=== Begin Enclosure ===

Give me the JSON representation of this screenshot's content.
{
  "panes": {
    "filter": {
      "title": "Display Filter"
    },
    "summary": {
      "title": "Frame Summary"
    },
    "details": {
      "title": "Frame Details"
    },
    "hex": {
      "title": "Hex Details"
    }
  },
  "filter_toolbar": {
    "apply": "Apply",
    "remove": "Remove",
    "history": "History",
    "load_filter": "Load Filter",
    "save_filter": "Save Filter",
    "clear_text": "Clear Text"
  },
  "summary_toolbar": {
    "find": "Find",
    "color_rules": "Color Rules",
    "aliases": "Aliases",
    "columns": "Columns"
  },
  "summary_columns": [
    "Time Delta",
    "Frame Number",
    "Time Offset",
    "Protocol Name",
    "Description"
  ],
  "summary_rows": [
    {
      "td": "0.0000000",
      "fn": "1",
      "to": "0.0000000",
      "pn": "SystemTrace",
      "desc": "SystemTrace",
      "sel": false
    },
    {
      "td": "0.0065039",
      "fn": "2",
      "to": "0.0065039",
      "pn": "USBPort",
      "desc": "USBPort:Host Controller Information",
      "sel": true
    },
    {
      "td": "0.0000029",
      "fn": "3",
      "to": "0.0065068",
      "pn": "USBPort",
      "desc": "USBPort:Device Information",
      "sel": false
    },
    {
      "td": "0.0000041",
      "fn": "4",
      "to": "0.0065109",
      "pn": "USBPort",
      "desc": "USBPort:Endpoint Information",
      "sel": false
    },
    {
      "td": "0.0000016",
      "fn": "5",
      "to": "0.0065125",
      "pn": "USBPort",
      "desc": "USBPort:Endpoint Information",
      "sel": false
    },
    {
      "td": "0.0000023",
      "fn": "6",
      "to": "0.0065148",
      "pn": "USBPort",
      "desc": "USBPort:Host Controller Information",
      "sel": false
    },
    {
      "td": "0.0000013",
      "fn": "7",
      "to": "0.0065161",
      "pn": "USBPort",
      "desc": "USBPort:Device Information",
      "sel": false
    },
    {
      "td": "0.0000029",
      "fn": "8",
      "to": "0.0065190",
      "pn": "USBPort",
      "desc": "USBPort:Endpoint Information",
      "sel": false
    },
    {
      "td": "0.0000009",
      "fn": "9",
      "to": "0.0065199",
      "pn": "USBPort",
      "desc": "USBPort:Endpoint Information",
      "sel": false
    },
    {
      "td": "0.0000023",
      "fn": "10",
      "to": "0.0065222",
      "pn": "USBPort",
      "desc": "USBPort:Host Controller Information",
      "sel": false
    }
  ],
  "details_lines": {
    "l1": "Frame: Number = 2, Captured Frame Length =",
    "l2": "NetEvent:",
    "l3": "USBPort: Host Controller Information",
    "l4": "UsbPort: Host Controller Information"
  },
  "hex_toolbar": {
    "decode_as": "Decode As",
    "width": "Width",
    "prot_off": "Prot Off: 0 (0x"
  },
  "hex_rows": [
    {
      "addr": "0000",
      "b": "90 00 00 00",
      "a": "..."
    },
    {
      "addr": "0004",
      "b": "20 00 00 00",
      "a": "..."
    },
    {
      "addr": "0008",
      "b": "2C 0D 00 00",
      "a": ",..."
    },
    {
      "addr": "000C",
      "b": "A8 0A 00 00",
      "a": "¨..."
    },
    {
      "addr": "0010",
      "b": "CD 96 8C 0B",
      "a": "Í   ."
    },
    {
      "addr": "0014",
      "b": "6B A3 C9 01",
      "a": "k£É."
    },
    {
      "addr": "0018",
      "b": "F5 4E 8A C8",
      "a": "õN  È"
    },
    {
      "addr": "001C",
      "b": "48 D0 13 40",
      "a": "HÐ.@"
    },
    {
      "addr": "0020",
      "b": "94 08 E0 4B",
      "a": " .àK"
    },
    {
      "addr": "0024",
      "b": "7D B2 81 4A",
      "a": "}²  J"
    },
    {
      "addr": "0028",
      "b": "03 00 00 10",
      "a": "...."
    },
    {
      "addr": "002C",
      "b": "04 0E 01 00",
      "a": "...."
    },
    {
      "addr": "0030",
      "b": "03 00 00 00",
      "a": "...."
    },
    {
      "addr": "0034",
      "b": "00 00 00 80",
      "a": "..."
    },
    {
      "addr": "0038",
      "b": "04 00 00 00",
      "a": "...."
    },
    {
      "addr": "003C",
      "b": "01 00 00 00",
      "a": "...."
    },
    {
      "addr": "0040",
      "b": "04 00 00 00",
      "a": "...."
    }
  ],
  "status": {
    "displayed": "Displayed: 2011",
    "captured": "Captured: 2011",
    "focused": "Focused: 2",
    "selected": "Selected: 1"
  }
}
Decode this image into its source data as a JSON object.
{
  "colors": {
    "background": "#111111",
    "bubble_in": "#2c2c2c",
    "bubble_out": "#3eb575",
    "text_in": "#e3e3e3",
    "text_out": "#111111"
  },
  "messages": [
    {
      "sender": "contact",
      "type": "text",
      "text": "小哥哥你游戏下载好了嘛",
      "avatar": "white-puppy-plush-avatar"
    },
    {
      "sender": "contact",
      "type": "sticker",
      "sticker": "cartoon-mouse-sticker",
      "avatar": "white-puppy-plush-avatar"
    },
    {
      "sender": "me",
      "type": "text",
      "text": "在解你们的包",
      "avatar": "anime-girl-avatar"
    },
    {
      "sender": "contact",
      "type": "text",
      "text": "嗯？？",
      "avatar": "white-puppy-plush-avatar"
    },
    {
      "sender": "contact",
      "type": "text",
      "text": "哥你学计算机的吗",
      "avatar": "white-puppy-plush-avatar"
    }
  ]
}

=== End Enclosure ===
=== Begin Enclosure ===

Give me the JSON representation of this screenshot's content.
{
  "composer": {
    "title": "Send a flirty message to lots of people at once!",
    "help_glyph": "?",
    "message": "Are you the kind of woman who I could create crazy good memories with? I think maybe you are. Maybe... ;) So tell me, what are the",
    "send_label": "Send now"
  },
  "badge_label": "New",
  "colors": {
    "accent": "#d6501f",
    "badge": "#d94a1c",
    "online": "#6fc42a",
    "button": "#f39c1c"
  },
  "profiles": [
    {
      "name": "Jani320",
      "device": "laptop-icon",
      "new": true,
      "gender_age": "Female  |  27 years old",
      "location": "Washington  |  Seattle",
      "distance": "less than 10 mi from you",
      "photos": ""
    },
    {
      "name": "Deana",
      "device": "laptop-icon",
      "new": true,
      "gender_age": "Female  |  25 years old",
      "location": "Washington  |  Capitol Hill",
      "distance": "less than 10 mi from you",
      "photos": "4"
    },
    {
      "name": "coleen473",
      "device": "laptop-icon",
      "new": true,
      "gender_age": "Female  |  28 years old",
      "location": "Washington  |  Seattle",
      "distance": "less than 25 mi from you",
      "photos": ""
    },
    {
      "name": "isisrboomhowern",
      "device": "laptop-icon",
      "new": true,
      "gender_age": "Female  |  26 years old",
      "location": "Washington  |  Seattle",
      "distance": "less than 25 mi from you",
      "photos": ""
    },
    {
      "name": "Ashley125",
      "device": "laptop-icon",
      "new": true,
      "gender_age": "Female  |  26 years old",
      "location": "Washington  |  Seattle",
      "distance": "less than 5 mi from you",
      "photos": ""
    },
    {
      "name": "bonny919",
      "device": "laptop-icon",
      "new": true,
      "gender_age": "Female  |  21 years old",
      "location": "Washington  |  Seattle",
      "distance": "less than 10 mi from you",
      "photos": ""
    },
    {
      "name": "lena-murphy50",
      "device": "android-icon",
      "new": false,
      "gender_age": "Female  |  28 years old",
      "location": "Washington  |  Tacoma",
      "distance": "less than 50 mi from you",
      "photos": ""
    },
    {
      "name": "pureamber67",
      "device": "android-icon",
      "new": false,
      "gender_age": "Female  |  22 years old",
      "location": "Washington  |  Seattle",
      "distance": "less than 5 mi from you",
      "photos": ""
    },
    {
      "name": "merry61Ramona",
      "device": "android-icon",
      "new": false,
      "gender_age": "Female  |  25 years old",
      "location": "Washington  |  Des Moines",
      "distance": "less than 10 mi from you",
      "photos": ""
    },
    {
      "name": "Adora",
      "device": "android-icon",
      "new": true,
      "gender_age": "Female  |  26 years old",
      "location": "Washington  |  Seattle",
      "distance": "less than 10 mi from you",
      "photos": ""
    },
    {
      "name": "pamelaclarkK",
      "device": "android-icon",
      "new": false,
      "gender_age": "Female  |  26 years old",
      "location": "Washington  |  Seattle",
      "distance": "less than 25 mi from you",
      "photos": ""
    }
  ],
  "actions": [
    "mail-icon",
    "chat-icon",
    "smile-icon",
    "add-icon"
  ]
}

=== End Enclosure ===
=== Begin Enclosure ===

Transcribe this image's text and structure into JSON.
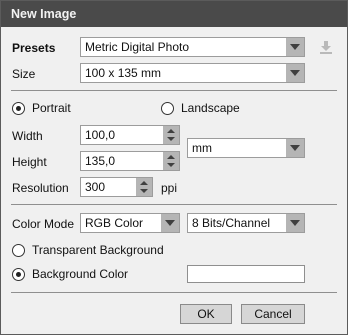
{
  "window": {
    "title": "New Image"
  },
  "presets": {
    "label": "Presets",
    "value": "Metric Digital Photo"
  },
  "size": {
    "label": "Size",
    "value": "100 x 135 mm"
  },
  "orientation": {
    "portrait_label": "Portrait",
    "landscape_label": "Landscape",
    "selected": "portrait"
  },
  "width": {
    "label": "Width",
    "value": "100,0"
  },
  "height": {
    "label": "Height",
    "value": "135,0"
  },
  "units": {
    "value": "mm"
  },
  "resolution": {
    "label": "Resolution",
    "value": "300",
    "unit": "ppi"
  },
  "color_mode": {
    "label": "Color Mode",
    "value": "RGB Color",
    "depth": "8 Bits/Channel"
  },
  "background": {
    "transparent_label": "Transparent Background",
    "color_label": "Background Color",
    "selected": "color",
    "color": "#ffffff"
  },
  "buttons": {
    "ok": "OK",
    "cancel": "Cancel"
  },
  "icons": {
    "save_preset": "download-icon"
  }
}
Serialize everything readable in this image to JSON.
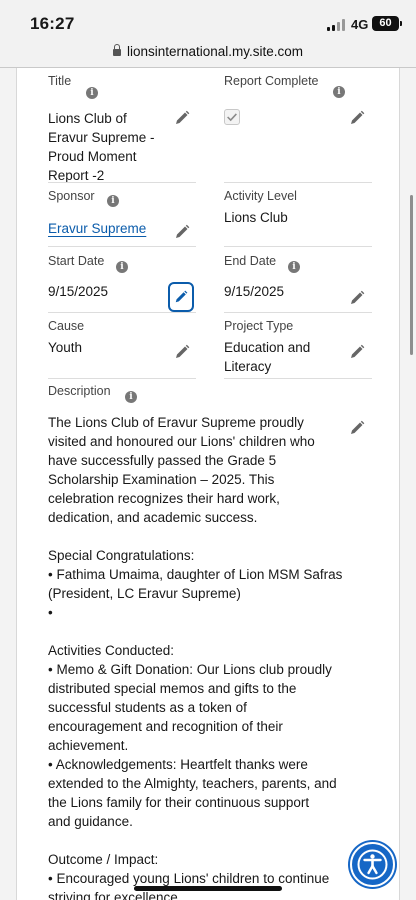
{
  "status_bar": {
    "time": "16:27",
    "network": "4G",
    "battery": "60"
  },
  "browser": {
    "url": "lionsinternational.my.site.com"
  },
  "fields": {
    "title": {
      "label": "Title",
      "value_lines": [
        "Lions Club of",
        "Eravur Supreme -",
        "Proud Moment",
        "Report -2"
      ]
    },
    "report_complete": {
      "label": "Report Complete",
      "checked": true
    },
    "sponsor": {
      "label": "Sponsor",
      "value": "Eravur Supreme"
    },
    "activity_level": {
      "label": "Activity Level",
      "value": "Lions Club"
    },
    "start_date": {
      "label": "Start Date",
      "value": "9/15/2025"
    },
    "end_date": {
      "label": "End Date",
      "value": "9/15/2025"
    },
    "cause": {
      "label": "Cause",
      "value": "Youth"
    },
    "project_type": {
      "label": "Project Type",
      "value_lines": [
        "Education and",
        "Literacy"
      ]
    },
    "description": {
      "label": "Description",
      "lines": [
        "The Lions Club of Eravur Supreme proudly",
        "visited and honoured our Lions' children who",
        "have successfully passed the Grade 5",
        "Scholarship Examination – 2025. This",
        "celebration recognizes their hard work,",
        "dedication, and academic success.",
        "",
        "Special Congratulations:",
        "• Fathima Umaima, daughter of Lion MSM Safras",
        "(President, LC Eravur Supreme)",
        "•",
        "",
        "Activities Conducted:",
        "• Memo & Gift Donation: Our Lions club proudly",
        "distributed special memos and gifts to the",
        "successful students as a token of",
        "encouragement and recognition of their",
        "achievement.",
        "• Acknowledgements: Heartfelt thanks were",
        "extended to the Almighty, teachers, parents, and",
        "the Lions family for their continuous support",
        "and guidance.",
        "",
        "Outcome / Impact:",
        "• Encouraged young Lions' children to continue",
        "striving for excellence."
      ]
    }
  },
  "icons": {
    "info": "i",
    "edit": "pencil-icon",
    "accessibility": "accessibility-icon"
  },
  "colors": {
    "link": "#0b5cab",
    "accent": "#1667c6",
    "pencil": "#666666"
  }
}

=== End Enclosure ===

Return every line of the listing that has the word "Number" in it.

    "Frame Number",
    "l1": "Frame: Number = 2, Captured Frame Length =",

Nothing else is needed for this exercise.